v. 39. He would worship or acknowledge any god so long as it meant he
Simpson 35
would conquer. To "parcel out land for a price" may be in reference
to the Roman "client kings." Whoever would acknowledge them as
supreme and as ruler would be allowed to rule over some area or
province. "with help of foreign god" = he will ally himself with any
nation, god, or powers that suits his needs; political back-scratching,
alliances made, client-kings set up to collect tribute money from
conquered kingdom to support Roman army (i.e. "parcel out land for
a price")
v. 40. This verse tells of the "time of the end" of the Ptolemys. Cleopatra,
a Ptolemy, had convinced Mark Antony to stand against Rome on
the sea. This battle is the Battle of
Actium in 33 B.C. Mark
Antony's sea forces were defeated, and his infantry deserted him to
leave the rest of the battle to "chariots, and with horsemen."
Cleopatra's ship left the battle; Antony's ship followed her, and his
ships were routed. Upon defeat, Mark Antony killed himself.
Cleopatra tried to woo Roman Emperor Octavius and failed, so she
killed herself. 31 B.C. - end of Greek rule. (Augustus = Octavius).
"King of the south" = Anthony and Cleopatra of Egypt; "King of the
north" = Octavius (Augustus)
v. 41. Augustus went through the land of Palestine and brought it into
subjection. Herod the Great had supported Antony - now switched
to Octavius. Promised loyalty and invited Octavius to pass through
Palestine on military ventures. Herod gave Octavius royal welcome.
Apparently, the Edomites, Moabites, and Ammonites were spared

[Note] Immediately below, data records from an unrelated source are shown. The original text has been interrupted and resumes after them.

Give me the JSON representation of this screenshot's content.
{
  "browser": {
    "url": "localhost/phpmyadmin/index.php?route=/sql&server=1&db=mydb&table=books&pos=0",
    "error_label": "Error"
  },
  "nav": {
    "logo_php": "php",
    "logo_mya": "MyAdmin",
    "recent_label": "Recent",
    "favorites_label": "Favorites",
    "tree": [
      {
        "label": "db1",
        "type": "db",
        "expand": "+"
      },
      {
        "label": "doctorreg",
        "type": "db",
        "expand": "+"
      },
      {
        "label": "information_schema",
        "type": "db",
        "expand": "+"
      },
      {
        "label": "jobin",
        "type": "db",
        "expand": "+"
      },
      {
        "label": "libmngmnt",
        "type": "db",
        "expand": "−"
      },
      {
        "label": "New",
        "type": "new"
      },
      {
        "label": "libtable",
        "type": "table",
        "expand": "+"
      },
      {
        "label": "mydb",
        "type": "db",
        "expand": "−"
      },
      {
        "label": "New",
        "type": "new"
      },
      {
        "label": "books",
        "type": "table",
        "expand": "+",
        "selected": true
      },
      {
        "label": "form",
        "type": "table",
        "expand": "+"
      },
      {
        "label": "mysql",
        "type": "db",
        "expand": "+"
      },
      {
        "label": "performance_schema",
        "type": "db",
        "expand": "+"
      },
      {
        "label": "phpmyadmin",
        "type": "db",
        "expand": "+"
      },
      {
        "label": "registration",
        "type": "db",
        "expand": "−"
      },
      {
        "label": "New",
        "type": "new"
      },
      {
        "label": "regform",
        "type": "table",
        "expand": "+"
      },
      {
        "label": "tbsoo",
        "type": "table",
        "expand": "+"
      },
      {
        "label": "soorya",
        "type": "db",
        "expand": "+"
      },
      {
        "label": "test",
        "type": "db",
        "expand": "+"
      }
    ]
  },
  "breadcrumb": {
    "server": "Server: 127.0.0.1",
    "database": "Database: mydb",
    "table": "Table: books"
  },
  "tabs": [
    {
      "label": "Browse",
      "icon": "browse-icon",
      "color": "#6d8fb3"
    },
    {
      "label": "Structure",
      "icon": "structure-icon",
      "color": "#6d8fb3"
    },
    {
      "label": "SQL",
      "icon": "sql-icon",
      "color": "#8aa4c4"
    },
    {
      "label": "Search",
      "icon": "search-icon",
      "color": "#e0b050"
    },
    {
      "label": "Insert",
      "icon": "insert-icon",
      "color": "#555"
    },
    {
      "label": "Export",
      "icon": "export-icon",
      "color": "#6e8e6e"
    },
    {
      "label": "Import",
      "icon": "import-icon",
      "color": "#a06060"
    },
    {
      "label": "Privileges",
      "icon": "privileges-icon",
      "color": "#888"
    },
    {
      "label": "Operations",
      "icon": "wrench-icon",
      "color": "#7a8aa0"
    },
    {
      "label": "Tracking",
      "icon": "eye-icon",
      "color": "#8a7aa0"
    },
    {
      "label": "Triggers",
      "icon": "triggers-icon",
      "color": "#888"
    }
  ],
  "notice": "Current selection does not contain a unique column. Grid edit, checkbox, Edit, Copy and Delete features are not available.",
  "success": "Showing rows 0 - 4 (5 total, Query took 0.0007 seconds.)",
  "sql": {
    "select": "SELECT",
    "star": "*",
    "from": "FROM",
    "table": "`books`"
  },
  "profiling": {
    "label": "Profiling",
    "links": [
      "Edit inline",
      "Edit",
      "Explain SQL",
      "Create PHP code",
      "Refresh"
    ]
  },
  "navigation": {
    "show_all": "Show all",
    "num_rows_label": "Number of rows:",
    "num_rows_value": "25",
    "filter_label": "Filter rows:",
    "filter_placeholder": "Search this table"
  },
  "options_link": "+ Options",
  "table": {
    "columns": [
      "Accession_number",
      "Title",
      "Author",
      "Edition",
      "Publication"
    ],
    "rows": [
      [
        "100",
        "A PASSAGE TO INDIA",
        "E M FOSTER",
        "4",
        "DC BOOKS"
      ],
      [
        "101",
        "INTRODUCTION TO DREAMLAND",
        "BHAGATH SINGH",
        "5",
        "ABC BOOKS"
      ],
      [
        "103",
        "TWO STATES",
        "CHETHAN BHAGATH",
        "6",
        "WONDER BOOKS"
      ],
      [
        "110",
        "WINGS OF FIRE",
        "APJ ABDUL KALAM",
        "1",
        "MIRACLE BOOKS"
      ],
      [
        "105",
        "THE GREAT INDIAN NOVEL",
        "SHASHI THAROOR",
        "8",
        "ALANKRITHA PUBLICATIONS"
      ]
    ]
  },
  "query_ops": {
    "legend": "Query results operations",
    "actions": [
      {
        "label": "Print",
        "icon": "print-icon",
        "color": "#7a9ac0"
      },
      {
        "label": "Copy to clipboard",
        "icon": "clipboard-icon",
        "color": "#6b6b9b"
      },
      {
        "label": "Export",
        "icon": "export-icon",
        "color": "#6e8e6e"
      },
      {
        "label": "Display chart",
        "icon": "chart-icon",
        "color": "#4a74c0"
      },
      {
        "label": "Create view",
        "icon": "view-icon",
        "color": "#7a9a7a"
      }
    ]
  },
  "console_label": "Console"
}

v. 42. He (Rome) also conquered and controlled other lands - including
v. 43. In conquering Egypt, he captured much booty, and among his
captives were "the Libyans and the Ethiopians."
v. 44. Not known for sure, but the Parthians to the east and the German
tribes to the north were always a sore spot for Rome.
v. 45. Rome exercised and established her authority in Palestine (the land
between the Mediterranean Sea and the holy mountain, Mt. Zion);
however, Rome's end had also been set by God. "He will come to an
end" = parenthetical statement, not part of the literal prophecy, just a
statement of fact that Rome will come to an end when God is
finished with it.
Simpson 36
1. List the four Persian kings of 11:2.
2. Who was the "mighty kin?" mentioned in 11:3?
3. Who were the king of the south and the king of the north after the death of Alexander
the Great?
4. After the end of the Seleucids, who was the king of the north?
1. Maccabeans.
2. Octavius (Augustus).
3. Cleopatra.
4. The Battle of Actiun.
Simpson 37